# Prompt:
Every line of the material must be set down again without alteration.

# Extracted information:
▬▬▬▬▬▬
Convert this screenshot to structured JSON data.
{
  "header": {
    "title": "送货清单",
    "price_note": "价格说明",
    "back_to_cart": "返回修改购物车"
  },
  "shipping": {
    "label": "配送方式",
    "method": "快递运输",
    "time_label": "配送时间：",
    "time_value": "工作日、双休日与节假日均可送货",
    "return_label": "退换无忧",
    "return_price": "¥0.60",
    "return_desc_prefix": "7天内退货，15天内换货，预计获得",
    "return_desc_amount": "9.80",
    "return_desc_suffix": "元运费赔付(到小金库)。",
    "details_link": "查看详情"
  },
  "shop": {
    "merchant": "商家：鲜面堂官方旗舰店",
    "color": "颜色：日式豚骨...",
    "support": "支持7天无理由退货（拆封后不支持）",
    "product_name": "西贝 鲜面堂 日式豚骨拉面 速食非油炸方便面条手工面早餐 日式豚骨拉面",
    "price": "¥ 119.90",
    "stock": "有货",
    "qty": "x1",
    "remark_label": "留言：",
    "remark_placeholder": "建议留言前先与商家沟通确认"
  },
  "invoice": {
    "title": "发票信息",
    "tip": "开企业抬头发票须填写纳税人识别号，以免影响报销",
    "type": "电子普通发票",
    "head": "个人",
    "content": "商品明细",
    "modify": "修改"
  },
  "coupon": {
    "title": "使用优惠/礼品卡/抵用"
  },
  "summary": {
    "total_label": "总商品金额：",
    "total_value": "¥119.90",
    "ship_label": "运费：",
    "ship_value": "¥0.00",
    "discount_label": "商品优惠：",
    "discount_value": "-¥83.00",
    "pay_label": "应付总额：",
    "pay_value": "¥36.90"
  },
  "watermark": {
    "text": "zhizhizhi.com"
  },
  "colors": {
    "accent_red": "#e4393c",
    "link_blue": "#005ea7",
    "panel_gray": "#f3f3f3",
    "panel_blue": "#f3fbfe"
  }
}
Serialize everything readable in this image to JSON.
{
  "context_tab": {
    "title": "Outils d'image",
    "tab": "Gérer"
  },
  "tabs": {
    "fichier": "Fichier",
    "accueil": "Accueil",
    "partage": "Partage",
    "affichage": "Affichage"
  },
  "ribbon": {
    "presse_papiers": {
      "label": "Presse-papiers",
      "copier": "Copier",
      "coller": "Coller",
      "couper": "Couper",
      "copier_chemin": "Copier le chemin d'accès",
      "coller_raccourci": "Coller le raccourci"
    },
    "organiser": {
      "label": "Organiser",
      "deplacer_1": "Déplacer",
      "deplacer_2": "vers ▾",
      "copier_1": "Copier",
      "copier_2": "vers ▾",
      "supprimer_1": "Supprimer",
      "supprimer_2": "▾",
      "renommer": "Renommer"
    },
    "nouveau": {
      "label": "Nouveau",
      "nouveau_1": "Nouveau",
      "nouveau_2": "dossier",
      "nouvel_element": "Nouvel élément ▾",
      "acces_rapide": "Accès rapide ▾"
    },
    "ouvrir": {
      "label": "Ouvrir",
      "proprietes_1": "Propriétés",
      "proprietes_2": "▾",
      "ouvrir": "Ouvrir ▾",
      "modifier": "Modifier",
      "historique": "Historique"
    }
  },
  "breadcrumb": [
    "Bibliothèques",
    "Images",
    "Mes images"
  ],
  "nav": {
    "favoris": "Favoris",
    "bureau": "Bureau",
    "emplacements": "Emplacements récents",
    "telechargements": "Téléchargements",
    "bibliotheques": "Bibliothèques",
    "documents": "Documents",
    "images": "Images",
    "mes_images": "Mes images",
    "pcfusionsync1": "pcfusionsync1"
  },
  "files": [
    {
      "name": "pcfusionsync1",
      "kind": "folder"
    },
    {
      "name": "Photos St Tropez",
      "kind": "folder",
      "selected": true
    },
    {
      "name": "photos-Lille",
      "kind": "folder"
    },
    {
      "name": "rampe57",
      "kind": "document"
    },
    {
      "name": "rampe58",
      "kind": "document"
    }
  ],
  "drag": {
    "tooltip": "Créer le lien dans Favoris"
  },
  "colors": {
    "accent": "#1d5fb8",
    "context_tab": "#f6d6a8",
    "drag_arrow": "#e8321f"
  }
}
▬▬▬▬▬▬
# Answer space:
Convert this screenshot to structured JSON data.
{
  "header": {
    "title": "送货清单",
    "price_note": "价格说明",
    "back_to_cart": "返回修改购物车"
  },
  "shipping": {
    "label": "配送方式",
    "method": "快递运输",
    "time_label": "配送时间：",
    "time_value": "工作日、双休日与节假日均可送货",
    "return_label": "退换无忧",
    "return_price": "¥0.60",
    "return_desc_prefix": "7天内退货，15天内换货，预计获得",
    "return_desc_amount": "9.80",
    "return_desc_suffix": "元运费赔付(到小金库)。",
    "details_link": "查看详情"
  },
  "shop": {
    "merchant": "商家：鲜面堂官方旗舰店",
    "color": "颜色：日式豚骨...",
    "support": "支持7天无理由退货（拆封后不支持）",
    "product_name": "西贝 鲜面堂 日式豚骨拉面 速食非油炸方便面条手工面早餐 日式豚骨拉面",
    "price": "¥ 119.90",
    "stock": "有货",
    "qty": "x1",
    "remark_label": "留言：",
    "remark_placeholder": "建议留言前先与商家沟通确认"
  },
  "invoice": {
    "title": "发票信息",
    "tip": "开企业抬头发票须填写纳税人识别号，以免影响报销",
    "type": "电子普通发票",
    "head": "个人",
    "content": "商品明细",
    "modify": "修改"
  },
  "coupon": {
    "title": "使用优惠/礼品卡/抵用"
  },
  "summary": {
    "total_label": "总商品金额：",
    "total_value": "¥119.90",
    "ship_label": "运费：",
    "ship_value": "¥0.00",
    "discount_label": "商品优惠：",
    "discount_value": "-¥83.00",
    "pay_label": "应付总额：",
    "pay_value": "¥36.90"
  },
  "watermark": {
    "text": "zhizhizhi.com"
  },
  "colors": {
    "accent_red": "#e4393c",
    "link_blue": "#005ea7",
    "panel_gray": "#f3f3f3",
    "panel_blue": "#f3fbfe"
  }
}
Serialize everything readable in this image to JSON.
{
  "context_tab": {
    "title": "Outils d'image",
    "tab": "Gérer"
  },
  "tabs": {
    "fichier": "Fichier",
    "accueil": "Accueil",
    "partage": "Partage",
    "affichage": "Affichage"
  },
  "ribbon": {
    "presse_papiers": {
      "label": "Presse-papiers",
      "copier": "Copier",
      "coller": "Coller",
      "couper": "Couper",
      "copier_chemin": "Copier le chemin d'accès",
      "coller_raccourci": "Coller le raccourci"
    },
    "organiser": {
      "label": "Organiser",
      "deplacer_1": "Déplacer",
      "deplacer_2": "vers ▾",
      "copier_1": "Copier",
      "copier_2": "vers ▾",
      "supprimer_1": "Supprimer",
      "supprimer_2": "▾",
      "renommer": "Renommer"
    },
    "nouveau": {
      "label": "Nouveau",
      "nouveau_1": "Nouveau",
      "nouveau_2": "dossier",
      "nouvel_element": "Nouvel élément ▾",
      "acces_rapide": "Accès rapide ▾"
    },
    "ouvrir": {
      "label": "Ouvrir",
      "proprietes_1": "Propriétés",
      "proprietes_2": "▾",
      "ouvrir": "Ouvrir ▾",
      "modifier": "Modifier",
      "historique": "Historique"
    }
  },
  "breadcrumb": [
    "Bibliothèques",
    "Images",
    "Mes images"
  ],
  "nav": {
    "favoris": "Favoris",
    "bureau": "Bureau",
    "emplacements": "Emplacements récents",
    "telechargements": "Téléchargements",
    "bibliotheques": "Bibliothèques",
    "documents": "Documents",
    "images": "Images",
    "mes_images": "Mes images",
    "pcfusionsync1": "pcfusionsync1"
  },
  "files": [
    {
      "name": "pcfusionsync1",
      "kind": "folder"
    },
    {
      "name": "Photos St Tropez",
      "kind": "folder",
      "selected": true
    },
    {
      "name": "photos-Lille",
      "kind": "folder"
    },
    {
      "name": "rampe57",
      "kind": "document"
    },
    {
      "name": "rampe58",
      "kind": "document"
    }
  ],
  "drag": {
    "tooltip": "Créer le lien dans Favoris"
  },
  "colors": {
    "accent": "#1d5fb8",
    "context_tab": "#f6d6a8",
    "drag_arrow": "#e8321f"
  }
}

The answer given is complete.